— ASSIGNED TASK —
Within the records below, find each line with the word "draw" and copy it out.

— DATA —
__________
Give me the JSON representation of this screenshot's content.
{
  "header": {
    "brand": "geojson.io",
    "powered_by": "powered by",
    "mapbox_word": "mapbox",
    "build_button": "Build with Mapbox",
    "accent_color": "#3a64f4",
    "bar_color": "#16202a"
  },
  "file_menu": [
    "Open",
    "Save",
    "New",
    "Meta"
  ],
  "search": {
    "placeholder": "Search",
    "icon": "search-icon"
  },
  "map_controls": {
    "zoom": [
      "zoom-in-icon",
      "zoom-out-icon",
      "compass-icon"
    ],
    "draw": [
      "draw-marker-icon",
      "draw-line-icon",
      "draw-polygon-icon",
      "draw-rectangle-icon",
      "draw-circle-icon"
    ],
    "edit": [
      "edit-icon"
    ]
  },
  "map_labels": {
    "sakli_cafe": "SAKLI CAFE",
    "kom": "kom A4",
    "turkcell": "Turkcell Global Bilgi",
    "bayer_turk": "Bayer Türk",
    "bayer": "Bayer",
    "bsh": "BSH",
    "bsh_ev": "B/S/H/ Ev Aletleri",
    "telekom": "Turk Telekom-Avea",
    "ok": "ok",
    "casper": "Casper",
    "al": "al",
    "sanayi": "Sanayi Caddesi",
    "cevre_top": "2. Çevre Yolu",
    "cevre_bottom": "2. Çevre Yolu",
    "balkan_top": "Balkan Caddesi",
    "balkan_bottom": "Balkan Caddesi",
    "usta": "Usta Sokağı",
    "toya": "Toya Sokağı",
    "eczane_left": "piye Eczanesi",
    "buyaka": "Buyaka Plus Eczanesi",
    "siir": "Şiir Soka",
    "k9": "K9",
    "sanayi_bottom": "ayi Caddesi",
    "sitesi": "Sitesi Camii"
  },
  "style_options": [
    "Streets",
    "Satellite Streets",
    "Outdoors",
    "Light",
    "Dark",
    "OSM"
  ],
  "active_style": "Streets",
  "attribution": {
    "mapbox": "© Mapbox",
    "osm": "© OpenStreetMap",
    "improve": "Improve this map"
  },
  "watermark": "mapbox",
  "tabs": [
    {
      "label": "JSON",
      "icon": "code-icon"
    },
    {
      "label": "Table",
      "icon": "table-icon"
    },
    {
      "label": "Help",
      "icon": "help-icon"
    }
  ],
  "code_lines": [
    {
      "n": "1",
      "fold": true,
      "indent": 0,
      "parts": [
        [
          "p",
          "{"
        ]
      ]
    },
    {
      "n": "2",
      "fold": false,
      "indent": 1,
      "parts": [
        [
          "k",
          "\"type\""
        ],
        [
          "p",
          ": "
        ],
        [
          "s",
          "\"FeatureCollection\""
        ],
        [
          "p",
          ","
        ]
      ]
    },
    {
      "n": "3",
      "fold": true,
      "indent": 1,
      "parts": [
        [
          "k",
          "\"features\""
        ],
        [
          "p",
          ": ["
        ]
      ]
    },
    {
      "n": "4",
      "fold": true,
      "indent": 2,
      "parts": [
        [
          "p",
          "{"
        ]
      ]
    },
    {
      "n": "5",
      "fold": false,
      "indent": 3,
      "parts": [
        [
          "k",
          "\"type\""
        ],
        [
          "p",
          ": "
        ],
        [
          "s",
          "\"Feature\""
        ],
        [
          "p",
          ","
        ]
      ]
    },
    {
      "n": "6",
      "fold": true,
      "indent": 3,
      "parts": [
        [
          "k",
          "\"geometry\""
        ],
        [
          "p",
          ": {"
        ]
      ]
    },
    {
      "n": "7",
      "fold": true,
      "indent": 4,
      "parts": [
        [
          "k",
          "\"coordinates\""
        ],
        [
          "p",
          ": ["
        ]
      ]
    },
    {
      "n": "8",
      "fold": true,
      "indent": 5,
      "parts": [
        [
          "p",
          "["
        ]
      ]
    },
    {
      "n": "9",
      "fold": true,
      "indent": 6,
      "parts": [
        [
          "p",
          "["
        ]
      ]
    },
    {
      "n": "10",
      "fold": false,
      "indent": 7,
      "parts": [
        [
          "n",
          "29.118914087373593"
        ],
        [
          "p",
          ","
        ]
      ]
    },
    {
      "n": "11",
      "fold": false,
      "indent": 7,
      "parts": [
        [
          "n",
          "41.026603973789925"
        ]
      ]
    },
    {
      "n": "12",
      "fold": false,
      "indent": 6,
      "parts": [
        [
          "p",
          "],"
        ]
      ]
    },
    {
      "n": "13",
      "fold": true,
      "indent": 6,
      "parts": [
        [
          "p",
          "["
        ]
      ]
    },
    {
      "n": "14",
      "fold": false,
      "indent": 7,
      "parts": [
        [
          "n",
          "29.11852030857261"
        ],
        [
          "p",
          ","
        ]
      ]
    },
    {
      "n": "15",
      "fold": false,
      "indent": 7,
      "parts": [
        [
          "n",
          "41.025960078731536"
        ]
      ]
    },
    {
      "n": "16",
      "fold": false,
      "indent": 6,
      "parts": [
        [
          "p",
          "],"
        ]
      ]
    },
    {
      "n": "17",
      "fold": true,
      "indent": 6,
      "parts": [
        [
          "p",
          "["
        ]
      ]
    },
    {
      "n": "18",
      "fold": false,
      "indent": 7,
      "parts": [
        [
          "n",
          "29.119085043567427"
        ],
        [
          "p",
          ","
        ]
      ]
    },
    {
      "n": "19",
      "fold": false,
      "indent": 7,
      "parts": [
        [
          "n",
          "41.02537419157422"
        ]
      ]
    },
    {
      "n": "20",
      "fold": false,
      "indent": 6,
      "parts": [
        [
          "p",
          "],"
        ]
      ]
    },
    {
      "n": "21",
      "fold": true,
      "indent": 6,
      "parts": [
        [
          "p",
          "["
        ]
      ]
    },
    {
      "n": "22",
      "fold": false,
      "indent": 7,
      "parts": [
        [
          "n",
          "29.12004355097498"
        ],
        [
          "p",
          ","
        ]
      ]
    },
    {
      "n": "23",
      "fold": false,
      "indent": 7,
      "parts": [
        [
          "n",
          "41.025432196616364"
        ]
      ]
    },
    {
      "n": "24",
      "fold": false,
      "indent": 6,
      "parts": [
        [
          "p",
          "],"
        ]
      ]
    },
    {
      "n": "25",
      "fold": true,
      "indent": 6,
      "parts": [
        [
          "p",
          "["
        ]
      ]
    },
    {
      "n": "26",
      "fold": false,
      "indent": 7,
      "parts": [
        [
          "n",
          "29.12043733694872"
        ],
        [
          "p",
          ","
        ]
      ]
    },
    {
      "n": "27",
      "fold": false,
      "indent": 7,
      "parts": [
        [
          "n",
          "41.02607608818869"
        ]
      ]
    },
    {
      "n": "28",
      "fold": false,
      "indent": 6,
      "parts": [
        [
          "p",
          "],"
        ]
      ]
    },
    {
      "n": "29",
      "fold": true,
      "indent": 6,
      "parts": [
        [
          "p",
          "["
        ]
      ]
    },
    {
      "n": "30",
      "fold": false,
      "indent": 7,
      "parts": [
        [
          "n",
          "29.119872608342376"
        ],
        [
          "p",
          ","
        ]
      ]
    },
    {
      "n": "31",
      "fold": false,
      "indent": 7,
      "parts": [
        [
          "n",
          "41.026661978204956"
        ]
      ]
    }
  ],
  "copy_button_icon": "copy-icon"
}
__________
— RESULT —
    "draw": [
      "draw-marker-icon",
      "draw-line-icon",
      "draw-polygon-icon",
      "draw-rectangle-icon",
      "draw-circle-icon"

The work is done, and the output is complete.